On the Move

This is the season to travel, perhaps not so far this year, but still somewhere if you can afford it. Long ago Blaise Pascal wrote, “The sole cause of man’s unhappiness is that he does not know how to stay quietly in his room.” And yet most of us leave our room at this time of the year to travel hither and yon. But why? The current issue of Lapham’s Quarterly has devoted its current issue to the subject of travel and sometimes to this question.

The issue consists of a series of excerpts from contributors as varied as Herodotus, Basho, Melville, Dorothy Parker, etc. It is a little confusing to skip from one excerpt to another but enough are interesting to make it worthwhile and, even better, on most pages there is a painting, a map, a drawing, a box with historical facts, or a photograph.

In reading the issue, I made note of some of the quotations sprinkled throughout the text and, along with some of my own, I have selected a few to post.

On Going
What an odd thing tourism is. You fly off to a strange land, eager abandoning all the comforts of home, and then expend vast quantities of time and money in a largely futile attempt to recapture the comforts that you wouldn’t have lost if you hadn’t left home in the first place. Bill Bryson
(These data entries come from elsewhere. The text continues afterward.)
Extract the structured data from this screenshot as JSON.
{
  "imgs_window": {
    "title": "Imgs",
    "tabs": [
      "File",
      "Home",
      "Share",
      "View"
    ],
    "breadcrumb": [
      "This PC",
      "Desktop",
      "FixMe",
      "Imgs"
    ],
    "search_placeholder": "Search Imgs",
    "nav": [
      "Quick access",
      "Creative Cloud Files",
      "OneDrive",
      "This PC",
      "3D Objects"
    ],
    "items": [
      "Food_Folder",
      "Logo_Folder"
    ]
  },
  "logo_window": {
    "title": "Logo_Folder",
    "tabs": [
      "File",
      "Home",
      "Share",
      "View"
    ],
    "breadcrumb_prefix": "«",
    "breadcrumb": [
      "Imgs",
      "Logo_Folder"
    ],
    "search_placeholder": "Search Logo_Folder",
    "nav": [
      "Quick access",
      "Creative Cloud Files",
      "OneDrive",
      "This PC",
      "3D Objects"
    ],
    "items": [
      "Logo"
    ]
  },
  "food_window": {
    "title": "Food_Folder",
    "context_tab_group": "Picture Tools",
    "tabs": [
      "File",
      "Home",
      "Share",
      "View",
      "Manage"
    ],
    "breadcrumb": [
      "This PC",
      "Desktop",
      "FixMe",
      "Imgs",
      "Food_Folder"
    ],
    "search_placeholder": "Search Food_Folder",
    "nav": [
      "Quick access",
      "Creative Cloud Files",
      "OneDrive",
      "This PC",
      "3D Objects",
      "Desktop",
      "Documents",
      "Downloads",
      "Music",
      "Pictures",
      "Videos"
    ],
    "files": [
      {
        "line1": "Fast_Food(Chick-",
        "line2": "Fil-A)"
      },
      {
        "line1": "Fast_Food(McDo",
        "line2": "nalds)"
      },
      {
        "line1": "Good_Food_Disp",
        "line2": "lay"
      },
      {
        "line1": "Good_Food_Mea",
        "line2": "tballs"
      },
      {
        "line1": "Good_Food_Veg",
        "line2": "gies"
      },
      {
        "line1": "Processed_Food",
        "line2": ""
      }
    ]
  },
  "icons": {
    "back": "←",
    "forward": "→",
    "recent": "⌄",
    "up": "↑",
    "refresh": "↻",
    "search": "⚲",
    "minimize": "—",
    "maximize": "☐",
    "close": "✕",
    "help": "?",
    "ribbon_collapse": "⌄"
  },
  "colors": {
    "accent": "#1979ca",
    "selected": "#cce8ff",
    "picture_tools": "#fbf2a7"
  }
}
The wise traveler travels only in imagination. W. Somerset Maugham

Traveling is the ruin of all happiness! There’s no looking at a building here after seeing Italy. Francis Burney

The soul of a journey is liberty, perfect liberty, to think, feel, do just as one pleases. We go on a journey chiefly to be free of all impediments and of all inconveniences—to leave ourselves behind, much more to get rid of others. William Hazlitt

Out of touch was where I wanted to be. The wish to disappear sends many travelers away. The greatest justification for travel is not self-improvement but rather performing a vanishing act, disappearing without a trace. Paul Theroux

One’s destination is never a place but a new ways of seeing things. Henry Miller

Getting There

Thanks to the interstate highway system, it is now possible to travel from coast to coast without seeing anything. Charles Kuralt

More and more I like to take a train. I understand why the French prefer it to automobiling—it is so much more sociable, and of course these days so much more of an adventure, and the irregularity of its regularity is fascinating. Gertrude Stein

Journeys are the midwives of thought. Few places are more conducive to internal conversations than moving planes, ships, or trains. Alain de Botton


The farther one goes
The less one knows. Lao Tzu

And see all the sights from pole to pole,
And glance, and nod, and bustle by;
And never once possess our soul
Before we die. Matthew Arnold

Journeys, like artists, are born and not made. A thousand differing circumstances contribute to them, few of them willed or determined by the will—whatever we may think. Lawrence Durrell

We shall not cease from exploration
And the end of all our exploring
Will be to arrive where we started
And know the place for the first time. T. S. Eliot